Heavy downpours on Friday (20) caused by Storm Babet saw Cambridgeshire Fire and Rescue Service’s (CFRS) Combined Fire Control to see their busiest 24 hours on record.

The Service’s Combined Fire Control Room is a joint control room with Suffolk Fire and Rescue Service – responding to 999 calls from both counties. Over 1500 calls were received in a 24 hour period – exceeding that of the summer heatwave fires of July 2022.

While Cambridgeshire saw flood alerts issued across the county, with several areas affected, it was Suffolk that saw the most severe effects of the storm.

Incidents included pumping water from buildings, rescuing people from cars where there was a risk to life, as well as rescuing residents from their homes.

Cambridgeshire Fire and Rescue Service Chief Fire Officer Chris Strickland has praised the hard work of colleagues during the peak period.

He said: "The storm arrived on Friday, and continued into the weekend, and much of the country was affected by significant rainfall and subsequent flooding.


“It meant our Combined Fire Control Room faced significant challenges with an increased call volume, more than they have ever experienced before. It pushed them to their limits handing over 1500 calls in 24 hours, and creating over 640 incidents.


“Everyone has demonstrated over the last few days their passion for serving the community and giving their best, and supporting each other. We had our officers set up our Major Incident Command Room to coordinate our response, and in Suffolk a Major Incident was declared.


“Despite the extreme workload generated by the storm, the combined fire control provided a great service throughout and clearly showed how cost effective and efficient a joint facility can be.”

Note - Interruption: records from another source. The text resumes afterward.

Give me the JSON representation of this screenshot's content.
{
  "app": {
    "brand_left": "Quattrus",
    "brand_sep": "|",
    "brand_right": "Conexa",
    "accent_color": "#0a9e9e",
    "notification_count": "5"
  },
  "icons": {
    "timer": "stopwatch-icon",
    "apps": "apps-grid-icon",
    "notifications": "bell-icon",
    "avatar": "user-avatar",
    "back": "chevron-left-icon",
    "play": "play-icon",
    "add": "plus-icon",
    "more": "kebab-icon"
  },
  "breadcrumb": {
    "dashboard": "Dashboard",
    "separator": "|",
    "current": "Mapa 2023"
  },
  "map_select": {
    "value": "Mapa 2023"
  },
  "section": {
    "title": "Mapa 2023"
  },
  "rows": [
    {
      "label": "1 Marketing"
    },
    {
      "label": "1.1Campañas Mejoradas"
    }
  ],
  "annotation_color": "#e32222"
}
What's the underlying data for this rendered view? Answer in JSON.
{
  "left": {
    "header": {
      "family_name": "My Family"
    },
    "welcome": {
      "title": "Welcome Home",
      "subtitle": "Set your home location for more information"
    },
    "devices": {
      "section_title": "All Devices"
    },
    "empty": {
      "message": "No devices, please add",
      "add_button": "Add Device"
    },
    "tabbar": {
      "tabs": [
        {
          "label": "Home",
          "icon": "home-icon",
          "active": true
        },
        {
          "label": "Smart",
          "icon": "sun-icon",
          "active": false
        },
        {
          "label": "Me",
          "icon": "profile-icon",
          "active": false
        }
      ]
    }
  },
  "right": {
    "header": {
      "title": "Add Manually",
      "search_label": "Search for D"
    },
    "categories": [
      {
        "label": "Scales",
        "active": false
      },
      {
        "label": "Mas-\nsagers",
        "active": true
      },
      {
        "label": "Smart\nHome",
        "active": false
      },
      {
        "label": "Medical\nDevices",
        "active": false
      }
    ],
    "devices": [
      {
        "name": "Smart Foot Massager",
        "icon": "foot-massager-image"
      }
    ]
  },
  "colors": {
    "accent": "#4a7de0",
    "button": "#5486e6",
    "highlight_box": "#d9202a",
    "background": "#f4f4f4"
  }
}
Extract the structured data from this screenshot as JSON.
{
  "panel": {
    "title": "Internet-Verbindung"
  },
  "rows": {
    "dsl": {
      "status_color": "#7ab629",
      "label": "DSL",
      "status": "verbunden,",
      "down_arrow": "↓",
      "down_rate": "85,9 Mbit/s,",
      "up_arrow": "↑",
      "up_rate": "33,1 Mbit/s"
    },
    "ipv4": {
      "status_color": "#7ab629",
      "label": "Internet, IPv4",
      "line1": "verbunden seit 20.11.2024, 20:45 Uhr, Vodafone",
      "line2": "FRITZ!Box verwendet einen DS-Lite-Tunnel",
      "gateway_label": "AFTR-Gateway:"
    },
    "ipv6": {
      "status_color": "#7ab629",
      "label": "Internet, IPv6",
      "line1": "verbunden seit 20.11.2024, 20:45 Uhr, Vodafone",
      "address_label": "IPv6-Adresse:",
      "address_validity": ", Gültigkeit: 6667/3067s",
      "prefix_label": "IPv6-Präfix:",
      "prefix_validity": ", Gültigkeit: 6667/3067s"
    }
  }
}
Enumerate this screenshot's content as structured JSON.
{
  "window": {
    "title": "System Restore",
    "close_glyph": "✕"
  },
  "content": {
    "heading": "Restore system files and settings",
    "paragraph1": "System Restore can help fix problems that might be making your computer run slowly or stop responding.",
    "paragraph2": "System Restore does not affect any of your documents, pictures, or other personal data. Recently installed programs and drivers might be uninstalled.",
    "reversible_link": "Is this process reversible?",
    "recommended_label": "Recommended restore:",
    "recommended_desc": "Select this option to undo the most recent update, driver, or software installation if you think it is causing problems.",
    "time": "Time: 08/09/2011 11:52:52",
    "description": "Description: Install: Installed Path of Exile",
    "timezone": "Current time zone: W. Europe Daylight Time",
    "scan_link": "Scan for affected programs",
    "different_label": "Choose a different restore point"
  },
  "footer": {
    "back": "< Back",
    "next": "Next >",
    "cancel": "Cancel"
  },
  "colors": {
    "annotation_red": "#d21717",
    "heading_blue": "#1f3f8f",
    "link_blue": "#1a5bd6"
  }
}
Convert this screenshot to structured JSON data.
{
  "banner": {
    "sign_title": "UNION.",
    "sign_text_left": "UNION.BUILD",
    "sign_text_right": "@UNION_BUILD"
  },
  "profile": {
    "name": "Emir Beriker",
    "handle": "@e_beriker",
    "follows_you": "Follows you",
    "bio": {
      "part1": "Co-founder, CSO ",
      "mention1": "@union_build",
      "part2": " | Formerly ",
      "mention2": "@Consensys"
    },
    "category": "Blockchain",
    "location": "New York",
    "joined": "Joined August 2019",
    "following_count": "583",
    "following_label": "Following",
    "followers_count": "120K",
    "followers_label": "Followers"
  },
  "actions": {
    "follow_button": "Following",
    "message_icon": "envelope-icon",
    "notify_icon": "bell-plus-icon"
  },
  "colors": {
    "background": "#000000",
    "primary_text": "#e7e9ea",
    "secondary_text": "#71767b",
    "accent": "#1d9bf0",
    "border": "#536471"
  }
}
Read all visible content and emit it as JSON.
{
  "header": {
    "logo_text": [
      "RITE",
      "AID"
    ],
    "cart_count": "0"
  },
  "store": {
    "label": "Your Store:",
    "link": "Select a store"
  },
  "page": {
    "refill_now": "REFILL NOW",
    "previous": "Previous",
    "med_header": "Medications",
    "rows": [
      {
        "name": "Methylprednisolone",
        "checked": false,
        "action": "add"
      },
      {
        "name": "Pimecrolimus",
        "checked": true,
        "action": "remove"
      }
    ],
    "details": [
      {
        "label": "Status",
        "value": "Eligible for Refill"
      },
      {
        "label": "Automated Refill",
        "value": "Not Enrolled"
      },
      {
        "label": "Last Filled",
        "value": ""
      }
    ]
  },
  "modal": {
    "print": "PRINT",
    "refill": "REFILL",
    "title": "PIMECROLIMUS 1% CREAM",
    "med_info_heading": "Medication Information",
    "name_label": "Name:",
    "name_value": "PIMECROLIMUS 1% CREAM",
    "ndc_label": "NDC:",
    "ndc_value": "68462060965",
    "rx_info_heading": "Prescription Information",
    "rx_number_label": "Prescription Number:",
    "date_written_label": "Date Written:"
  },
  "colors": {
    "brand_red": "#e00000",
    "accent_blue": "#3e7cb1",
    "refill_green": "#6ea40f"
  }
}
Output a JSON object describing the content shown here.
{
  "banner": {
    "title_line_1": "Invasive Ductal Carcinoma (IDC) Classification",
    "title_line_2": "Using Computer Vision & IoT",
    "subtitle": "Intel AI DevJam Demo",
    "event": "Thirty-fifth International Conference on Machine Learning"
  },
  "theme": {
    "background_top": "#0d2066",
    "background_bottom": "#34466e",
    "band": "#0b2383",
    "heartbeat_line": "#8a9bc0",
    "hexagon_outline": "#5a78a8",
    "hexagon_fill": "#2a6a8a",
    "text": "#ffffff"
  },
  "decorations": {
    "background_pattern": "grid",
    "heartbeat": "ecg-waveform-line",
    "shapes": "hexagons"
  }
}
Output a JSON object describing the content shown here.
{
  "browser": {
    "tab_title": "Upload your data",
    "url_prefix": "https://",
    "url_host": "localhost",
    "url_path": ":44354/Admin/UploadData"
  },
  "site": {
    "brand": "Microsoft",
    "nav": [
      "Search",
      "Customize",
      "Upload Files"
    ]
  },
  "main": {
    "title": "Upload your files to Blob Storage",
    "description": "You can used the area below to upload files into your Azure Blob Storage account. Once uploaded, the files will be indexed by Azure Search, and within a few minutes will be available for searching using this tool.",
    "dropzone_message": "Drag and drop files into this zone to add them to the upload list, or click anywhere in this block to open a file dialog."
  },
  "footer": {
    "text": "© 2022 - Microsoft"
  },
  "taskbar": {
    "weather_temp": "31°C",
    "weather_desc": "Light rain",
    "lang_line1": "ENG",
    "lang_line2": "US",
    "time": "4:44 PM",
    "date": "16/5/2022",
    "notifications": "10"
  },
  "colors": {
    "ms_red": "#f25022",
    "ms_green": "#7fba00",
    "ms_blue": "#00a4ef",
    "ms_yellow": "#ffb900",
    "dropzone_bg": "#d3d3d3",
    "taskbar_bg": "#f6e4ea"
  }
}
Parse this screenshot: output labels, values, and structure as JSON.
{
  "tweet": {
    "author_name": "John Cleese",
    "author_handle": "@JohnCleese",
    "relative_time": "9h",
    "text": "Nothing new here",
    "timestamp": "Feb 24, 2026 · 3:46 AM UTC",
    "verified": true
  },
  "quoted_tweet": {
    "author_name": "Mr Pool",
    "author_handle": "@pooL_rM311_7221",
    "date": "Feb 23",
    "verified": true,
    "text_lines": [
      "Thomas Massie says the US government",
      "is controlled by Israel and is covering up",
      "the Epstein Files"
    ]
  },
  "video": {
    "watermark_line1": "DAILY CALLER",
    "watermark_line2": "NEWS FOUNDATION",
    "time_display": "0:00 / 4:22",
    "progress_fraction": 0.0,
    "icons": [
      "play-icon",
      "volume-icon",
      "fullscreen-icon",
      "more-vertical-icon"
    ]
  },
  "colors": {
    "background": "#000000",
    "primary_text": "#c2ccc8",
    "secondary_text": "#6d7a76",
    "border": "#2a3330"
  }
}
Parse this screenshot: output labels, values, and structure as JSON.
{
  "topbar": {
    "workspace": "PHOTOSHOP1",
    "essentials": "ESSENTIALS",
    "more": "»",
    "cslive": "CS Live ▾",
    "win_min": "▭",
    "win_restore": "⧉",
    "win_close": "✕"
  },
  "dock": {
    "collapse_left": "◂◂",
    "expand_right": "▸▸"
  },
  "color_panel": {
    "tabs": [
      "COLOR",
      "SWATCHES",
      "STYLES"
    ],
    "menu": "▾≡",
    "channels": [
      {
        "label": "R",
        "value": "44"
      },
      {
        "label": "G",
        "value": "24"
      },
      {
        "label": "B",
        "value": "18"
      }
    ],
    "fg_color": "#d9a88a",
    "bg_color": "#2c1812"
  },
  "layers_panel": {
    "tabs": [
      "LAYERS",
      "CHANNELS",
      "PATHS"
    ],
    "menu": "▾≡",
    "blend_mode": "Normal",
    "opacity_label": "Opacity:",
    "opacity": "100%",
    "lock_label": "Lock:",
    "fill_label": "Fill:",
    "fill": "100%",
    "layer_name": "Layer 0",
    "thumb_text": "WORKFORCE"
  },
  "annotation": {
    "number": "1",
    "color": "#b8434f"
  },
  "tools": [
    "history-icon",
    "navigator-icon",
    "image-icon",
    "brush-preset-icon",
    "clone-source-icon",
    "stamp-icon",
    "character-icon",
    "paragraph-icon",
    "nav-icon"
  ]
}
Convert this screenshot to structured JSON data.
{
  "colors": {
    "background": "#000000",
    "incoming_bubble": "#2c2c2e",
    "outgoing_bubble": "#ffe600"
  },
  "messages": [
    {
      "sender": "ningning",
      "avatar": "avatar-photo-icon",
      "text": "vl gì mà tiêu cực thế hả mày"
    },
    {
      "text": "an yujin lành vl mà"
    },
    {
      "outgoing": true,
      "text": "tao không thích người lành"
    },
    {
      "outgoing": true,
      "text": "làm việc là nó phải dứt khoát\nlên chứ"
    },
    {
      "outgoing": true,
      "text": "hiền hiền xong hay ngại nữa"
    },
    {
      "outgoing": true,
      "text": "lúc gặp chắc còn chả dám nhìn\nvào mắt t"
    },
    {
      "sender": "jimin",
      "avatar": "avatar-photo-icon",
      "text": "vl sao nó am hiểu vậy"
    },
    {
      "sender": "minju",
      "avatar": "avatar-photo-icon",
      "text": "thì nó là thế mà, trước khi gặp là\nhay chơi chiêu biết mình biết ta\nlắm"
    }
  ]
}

The response to the storm was shared across borders, with services working together to help communities across the region.

Due to the sheer volume, some emergency calls were handled by other fire and rescue services, including London, Surrey, West Yorkshire, Essex and West Midlands.

Also, the Service’s High Volume Pump (HVP), a national asset crewed by on-call firefighters, was also utilised in neighbouring Lincolnshire. A crew from Cambourne was sent to Skegness on Saturday (21) to assist with protecting a local town affected by flooding. Working alongside five other fire and rescue services, they pumped water away from the area and helped make the area safe.

Residents can help prepare themselves for weather like this by following simple tips by visiting